Exercise input:

· · · · · · ·

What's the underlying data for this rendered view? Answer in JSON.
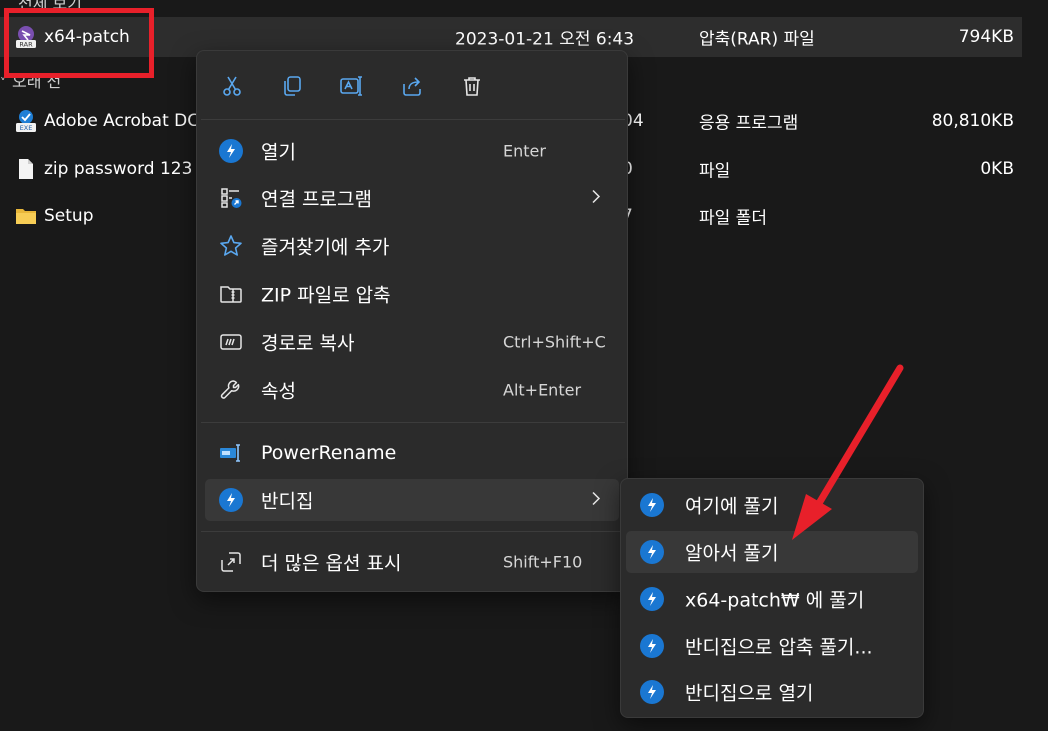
{
  "file_list": {
    "group_top": "전체 보기",
    "group_older": "오래 전",
    "rows": [
      {
        "name": "x64-patch",
        "date": "2023-01-21 오전 6:43",
        "type": "압축(RAR) 파일",
        "size": "794KB",
        "icon": "rar-file-icon"
      },
      {
        "name": "Adobe Acrobat DC",
        "date": "04",
        "type": "응용 프로그램",
        "size": "80,810KB",
        "icon": "exe-file-icon"
      },
      {
        "name": "zip password 123",
        "date": "0",
        "type": "파일",
        "size": "0KB",
        "icon": "blank-file-icon"
      },
      {
        "name": "Setup",
        "date": "7",
        "type": "파일 폴더",
        "size": "",
        "icon": "folder-icon"
      }
    ]
  },
  "context_menu": {
    "toolbar": [
      "cut-icon",
      "copy-icon",
      "rename-icon",
      "share-icon",
      "delete-icon"
    ],
    "items": [
      {
        "label": "열기",
        "shortcut": "Enter",
        "icon": "bandizip-icon"
      },
      {
        "label": "연결 프로그램",
        "shortcut": "",
        "icon": "open-with-icon",
        "submenu": true
      },
      {
        "label": "즐겨찾기에 추가",
        "shortcut": "",
        "icon": "star-icon"
      },
      {
        "label": "ZIP 파일로 압축",
        "shortcut": "",
        "icon": "zip-folder-icon"
      },
      {
        "label": "경로로 복사",
        "shortcut": "Ctrl+Shift+C",
        "icon": "copy-path-icon"
      },
      {
        "label": "속성",
        "shortcut": "Alt+Enter",
        "icon": "wrench-icon"
      },
      {
        "label": "PowerRename",
        "shortcut": "",
        "icon": "powerrename-icon"
      },
      {
        "label": "반디집",
        "shortcut": "",
        "icon": "bandizip-icon",
        "submenu": true
      },
      {
        "label": "더 많은 옵션 표시",
        "shortcut": "Shift+F10",
        "icon": "more-options-icon"
      }
    ]
  },
  "submenu": {
    "items": [
      {
        "label": "여기에 풀기"
      },
      {
        "label": "알아서 풀기"
      },
      {
        "label": "x64-patch₩ 에 풀기"
      },
      {
        "label": "반디집으로 압축 풀기..."
      },
      {
        "label": "반디집으로 열기"
      }
    ]
  },
  "colors": {
    "background": "#191919",
    "menu_bg": "#2b2b2b",
    "hover_bg": "#383838",
    "accent_blue": "#1a77d2",
    "annotation_red": "#e8202a"
  }
}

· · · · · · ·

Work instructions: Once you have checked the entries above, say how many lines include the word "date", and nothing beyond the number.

Answer: 4